BY BALFORD HENRY Senior staff reporter

Sunday, January 12, 2014

THE Government has acknowledged that the smoking ban introduced last July by the minister of health is having a significant negative impact on its revenue projections for the current fiscal year.

In its Fiscal Policy Paper 2013/14 Interim Report tabled in the House of Representatives late December, Minister of Finance and Planning Dr Peter Phillips pointed to a significant decline in taxes from tobacco sales as one of the primary reasons for the shortfall in tax revenues up to then.

"A significant decline in receipts from tobacco, as a result of the smoking ban in public spaces, effective July 15, 2013, also contributed to the reduction in SCT (Special Consumption Tax)," Phillips noted in the report, which is to be studied by Parliament's Public Administration and Appropriations Committee (PAAC) on Wednesday.

The minister has since confirmed the report in interviews with the media but has maintained that no new taxes will be introduced to cover a widening gap in revenue projections expected to continue into 2014/15.

Phillips is also insisting that while the revenues are being impacted by the ban, the revenue targets for 2013/14 will not be changed.

He first made the statement while responding to questions from former Opposition spokesman on Finance Audley Shaw, who expressed concern in the House about the revenue loss implications for both the industry and the Government from a reduction in cigarette consumption, up to next March when the current financial year ends.

"We will continue to monitor the situation, but I want to make it absolutely clear that the revenue numbers that the government announced will remain, and that there will be no slippage in relation to overall targets for revenue," Phillips responded.

Shaw insisted then that the Government was "operating in the dark" because although the ban was imposed on cigarette consumption and not cigarette sales, it should have been obvious that sales would have been affected.

"The issue, therefore, will have to be how will that be replaced, going forward," Shaw commented.

Dr Phillips responded that, "all things being equal", there would be a reduction in consumption, but there was no indication of the pace at which the reduction would occur.

One of the areas which is being seriously affected by the reduction is the National Health Fund (NHF). Cigarette producer Carreras says that the bulk of the approximately $11 billion in taxes on cigarettes finances up to 75 per cent of the NHF's activities.
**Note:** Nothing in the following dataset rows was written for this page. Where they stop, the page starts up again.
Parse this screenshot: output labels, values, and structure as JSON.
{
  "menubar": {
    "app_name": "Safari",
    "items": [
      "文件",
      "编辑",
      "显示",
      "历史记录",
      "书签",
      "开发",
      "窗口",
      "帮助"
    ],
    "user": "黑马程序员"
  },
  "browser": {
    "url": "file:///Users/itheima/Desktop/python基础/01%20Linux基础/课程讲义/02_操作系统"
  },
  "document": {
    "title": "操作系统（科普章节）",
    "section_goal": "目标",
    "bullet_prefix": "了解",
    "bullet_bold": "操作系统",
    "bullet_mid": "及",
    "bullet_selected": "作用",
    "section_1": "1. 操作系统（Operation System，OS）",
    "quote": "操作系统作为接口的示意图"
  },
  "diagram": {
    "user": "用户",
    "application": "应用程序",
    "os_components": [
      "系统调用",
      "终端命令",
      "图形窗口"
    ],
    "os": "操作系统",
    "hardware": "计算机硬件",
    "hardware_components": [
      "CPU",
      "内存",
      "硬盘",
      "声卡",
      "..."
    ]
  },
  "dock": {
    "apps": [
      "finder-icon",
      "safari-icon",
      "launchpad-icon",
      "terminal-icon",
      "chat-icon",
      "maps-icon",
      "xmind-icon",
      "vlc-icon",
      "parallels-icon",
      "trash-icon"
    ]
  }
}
However, communications director at the Ministry of Health, Neville Graham, is insisting that only 25 per cent of the NHF's budget is actually financed by cigarette tax revenue.

Graham also conceded that the smoking ban was affecting receipts from cigarette sales, but explained that when it was first raised by Carreras last year there was no evidence to support the claim.